Sometimes you read a statistic that makes you do a double take.
This is one: almost half of Germans don’t want Angela Merkel to serve a second term.
According to a survey for Bild newspaper, 48 per cent of people said they did not want Mrs Merkel to continue in office after the next German election, due to be held in 2017. In comparison, 44 per cent hoped she remained in power.
‘The Teflon Chancellor’? ‘Mummy Merkel’? Germany’s very own Iron Lady: the most powerful woman in the world? The unflappable leader who steered the European Union back to calmer waters, while keeping her own economy strong?
What's on earth is going on?
Just a few months ago, it seemed Angela Merkel could do no wrong. She was the cherished Chancellor – in the top job since 2005 and beloved back home in Germany, while seemingly bossing around the boked of the European Union on an international stage.
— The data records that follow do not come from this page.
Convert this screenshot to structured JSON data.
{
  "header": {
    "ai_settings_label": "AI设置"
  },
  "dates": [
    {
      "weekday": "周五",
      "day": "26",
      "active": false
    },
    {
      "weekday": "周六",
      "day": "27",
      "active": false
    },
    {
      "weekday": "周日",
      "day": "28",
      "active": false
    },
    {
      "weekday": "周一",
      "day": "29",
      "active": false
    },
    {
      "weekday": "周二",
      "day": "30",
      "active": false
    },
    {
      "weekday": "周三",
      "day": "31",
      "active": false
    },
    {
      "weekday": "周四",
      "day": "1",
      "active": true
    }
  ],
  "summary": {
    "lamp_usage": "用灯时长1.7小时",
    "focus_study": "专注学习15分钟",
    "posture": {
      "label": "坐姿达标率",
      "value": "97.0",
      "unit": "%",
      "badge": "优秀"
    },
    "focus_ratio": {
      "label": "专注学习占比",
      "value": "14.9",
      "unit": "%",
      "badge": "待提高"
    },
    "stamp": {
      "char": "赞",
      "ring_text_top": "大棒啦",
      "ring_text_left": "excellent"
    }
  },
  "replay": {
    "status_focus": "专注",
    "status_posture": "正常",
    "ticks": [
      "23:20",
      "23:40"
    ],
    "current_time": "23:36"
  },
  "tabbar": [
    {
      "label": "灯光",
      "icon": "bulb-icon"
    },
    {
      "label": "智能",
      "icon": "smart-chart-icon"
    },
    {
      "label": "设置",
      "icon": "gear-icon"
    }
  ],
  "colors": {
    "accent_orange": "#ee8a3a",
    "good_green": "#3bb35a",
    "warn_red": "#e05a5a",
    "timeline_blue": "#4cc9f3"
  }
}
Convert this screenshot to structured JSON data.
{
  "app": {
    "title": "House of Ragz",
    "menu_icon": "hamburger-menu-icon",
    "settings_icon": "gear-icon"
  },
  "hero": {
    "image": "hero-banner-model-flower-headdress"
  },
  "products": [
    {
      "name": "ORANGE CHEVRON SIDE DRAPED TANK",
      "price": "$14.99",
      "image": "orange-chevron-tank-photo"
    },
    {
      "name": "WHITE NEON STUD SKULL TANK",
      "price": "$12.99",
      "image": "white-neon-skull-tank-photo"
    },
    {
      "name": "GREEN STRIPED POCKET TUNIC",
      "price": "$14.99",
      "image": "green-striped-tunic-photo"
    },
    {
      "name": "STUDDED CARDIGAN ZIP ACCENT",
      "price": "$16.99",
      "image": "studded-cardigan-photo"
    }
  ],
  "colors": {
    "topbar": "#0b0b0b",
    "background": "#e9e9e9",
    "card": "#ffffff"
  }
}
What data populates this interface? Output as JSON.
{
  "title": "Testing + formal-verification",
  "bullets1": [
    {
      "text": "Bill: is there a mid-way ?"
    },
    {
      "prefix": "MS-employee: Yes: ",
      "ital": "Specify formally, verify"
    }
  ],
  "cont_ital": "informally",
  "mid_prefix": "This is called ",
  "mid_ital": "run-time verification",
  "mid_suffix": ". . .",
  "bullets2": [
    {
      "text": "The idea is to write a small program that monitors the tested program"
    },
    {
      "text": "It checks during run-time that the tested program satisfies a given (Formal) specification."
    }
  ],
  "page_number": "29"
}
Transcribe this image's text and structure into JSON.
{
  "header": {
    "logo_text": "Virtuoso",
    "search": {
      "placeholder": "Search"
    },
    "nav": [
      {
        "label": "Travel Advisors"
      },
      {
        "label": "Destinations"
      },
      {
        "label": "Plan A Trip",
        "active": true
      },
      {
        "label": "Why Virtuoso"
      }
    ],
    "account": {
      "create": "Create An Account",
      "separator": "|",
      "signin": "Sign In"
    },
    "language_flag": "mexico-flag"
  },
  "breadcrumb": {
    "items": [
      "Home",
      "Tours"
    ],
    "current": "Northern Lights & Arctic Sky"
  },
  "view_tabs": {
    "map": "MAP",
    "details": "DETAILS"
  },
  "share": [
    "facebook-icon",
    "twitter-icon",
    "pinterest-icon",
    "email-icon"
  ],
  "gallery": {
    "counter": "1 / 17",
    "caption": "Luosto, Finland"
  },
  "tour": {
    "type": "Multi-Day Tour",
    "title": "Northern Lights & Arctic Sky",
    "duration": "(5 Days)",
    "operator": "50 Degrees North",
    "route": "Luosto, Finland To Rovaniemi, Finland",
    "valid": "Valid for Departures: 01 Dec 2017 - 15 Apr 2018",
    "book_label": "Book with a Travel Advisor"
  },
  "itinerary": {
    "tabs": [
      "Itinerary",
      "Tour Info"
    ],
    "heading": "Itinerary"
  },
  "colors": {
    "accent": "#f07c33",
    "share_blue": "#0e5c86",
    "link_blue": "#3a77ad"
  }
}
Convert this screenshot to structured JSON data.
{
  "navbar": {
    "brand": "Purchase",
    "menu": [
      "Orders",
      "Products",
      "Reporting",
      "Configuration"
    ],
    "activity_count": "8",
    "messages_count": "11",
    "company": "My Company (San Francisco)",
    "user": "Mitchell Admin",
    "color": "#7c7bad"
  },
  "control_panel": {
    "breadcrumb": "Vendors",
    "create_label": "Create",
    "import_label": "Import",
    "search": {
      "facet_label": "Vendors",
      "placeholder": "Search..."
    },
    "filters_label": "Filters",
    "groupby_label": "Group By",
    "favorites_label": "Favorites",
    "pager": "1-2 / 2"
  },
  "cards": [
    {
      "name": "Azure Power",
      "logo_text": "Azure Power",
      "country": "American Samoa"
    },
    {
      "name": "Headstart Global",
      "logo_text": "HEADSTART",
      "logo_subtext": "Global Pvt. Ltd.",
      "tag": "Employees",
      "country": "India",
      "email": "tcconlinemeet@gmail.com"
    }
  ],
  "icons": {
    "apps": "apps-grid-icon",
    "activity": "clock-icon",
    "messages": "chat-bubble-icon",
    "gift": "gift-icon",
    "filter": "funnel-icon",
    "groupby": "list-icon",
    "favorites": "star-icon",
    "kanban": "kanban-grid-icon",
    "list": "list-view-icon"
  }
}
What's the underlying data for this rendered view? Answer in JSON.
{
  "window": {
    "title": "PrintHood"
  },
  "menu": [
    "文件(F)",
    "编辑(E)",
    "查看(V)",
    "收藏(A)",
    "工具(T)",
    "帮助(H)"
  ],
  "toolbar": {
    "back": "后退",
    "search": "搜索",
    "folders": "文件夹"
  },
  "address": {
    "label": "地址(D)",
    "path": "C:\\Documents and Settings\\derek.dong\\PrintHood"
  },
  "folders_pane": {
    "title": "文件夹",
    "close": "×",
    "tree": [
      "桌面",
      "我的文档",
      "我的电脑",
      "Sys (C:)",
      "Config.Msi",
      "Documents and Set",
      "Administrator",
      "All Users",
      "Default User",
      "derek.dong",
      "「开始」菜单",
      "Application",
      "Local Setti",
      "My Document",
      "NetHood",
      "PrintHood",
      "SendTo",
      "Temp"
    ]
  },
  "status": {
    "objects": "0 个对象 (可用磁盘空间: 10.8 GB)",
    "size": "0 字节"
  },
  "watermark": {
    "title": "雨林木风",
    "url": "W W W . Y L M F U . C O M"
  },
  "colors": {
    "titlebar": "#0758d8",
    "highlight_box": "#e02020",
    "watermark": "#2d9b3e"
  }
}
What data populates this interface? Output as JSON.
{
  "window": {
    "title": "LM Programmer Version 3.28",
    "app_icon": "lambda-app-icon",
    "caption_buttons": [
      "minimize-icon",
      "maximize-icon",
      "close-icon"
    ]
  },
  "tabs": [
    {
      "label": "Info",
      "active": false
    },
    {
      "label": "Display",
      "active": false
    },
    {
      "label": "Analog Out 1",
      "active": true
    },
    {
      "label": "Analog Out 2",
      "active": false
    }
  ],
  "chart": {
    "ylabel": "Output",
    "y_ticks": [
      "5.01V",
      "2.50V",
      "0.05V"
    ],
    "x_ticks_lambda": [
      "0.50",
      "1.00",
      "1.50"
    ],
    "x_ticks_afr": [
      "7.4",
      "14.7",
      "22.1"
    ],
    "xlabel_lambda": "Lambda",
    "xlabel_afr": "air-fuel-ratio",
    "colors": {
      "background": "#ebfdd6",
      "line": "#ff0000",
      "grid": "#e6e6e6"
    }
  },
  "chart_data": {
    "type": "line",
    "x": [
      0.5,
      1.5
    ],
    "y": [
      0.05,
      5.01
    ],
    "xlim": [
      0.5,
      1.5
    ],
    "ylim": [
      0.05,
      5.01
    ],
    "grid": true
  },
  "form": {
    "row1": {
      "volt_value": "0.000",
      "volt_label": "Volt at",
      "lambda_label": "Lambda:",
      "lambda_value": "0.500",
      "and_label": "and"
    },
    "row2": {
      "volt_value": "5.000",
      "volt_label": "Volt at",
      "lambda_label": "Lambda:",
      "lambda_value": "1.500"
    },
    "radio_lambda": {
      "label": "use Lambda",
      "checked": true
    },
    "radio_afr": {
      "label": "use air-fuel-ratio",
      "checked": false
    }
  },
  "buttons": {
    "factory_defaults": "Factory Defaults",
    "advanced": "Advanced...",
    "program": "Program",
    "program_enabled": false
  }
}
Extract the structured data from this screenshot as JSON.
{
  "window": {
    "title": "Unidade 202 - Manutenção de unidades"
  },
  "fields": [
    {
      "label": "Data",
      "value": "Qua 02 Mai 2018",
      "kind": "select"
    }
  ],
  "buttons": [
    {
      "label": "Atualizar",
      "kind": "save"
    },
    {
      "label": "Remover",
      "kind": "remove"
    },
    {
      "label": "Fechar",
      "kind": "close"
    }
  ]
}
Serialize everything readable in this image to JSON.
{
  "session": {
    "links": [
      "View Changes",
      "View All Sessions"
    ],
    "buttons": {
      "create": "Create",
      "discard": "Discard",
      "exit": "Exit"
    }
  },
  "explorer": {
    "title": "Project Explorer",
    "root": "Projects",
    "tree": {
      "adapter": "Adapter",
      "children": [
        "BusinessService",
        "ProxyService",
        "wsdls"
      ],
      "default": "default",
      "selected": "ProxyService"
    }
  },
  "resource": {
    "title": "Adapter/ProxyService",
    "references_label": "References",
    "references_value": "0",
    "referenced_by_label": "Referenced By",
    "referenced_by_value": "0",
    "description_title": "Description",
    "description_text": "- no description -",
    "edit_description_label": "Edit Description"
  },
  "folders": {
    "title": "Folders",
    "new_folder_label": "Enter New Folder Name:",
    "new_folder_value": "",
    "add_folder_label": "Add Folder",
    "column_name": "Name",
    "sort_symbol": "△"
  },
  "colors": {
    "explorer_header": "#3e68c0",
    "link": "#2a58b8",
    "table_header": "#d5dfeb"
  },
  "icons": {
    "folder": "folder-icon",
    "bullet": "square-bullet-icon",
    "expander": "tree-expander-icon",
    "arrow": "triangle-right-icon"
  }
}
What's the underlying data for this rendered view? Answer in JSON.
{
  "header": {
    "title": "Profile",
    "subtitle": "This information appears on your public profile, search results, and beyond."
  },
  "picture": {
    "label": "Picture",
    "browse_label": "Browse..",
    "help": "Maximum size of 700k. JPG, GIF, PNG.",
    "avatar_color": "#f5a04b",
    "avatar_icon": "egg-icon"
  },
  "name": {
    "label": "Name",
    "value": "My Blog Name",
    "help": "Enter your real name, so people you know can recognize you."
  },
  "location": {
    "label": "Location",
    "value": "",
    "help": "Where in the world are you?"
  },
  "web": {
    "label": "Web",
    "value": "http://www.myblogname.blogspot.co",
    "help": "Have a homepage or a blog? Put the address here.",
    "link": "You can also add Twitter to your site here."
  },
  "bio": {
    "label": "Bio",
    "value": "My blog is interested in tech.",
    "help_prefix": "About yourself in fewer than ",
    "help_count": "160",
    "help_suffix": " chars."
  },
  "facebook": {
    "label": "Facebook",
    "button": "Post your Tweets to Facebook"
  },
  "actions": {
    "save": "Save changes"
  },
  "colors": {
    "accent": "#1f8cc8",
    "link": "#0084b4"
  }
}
But, suddenly, her shine is beginning to tarnish.
You don’t have to look hard to find the reason why. Mrs Merkel’s decision to throw Germany’s doors open to refugees was the political equivalent of betting all your chips on red. It was always going to be a risky and potentially divisive move.
The German Chancellor is known for her cool, calm political calculation and strategy. Her policy on refugees, however, didn't seem to come from the head but the heart.
According to the latest surveys, 47 per cent of voters think she has handled the crisis badly, compared to just 40 per cent who think she made the right decisions.
At first it seemed the German public were fully behind Mrs Merkel’s open doors immigration policy, and her statement that Syrian migrants would automatically be granted asylum. Crowds of people welcomed refugees at train stations with open arms. Now, though, opposition seems to be growing.
Mrs Merkel has so far refused to back-down from her policy or impose a limit on the number of asylum seekers the country will take.
Some 950,000 are believed to have entered Germany this year – considerably more than the official government forecast of 800,000. The numbers, inevitably, will keep growing. In November alone a record 192,827 asylum seekers crossed into the country, according to border police figures.
An anti-immigration party staged a march in Berlin against migrant policies, with demonstrators chanting “Merkel must go” Credit: AP
Even Mrs Merkel’s own party is getting twitchy. Senior members of the Christian Democrats have tabled alternative proposals for debate at a party conference later this month, including restricting the numbers of asylum seekers allowed in. The Government has also been attempting to compensate for the number of people entering Germany by refusing asylum to all applicants from the Balkans and trying to deport failed claimants as quickly as possible.
At the beginning of the year it seemed nobody could knock Mrs Merkel from her perch at the pinnacle of German and European politics. Her party was even daring to dream of an overall majority in the 2017 election.
If the Bild poll is anything to go by, this now looks hopeful to say the least.
But it’s important to emphasise that it’s not all disaster for the German Chancellor.
There’s no obvious challenger waiting in the wings, and her party is comfortably ahead in the polls. The Christian Democrats are on 38 per cent compared to their nearest rival, the Social Democrats, on 25 per cent.
So she’s safe… for now.
But if this year of crisis has taught us anything, it’s that politics is a volatile and fickle business. Just ask Jeremy Corbyn.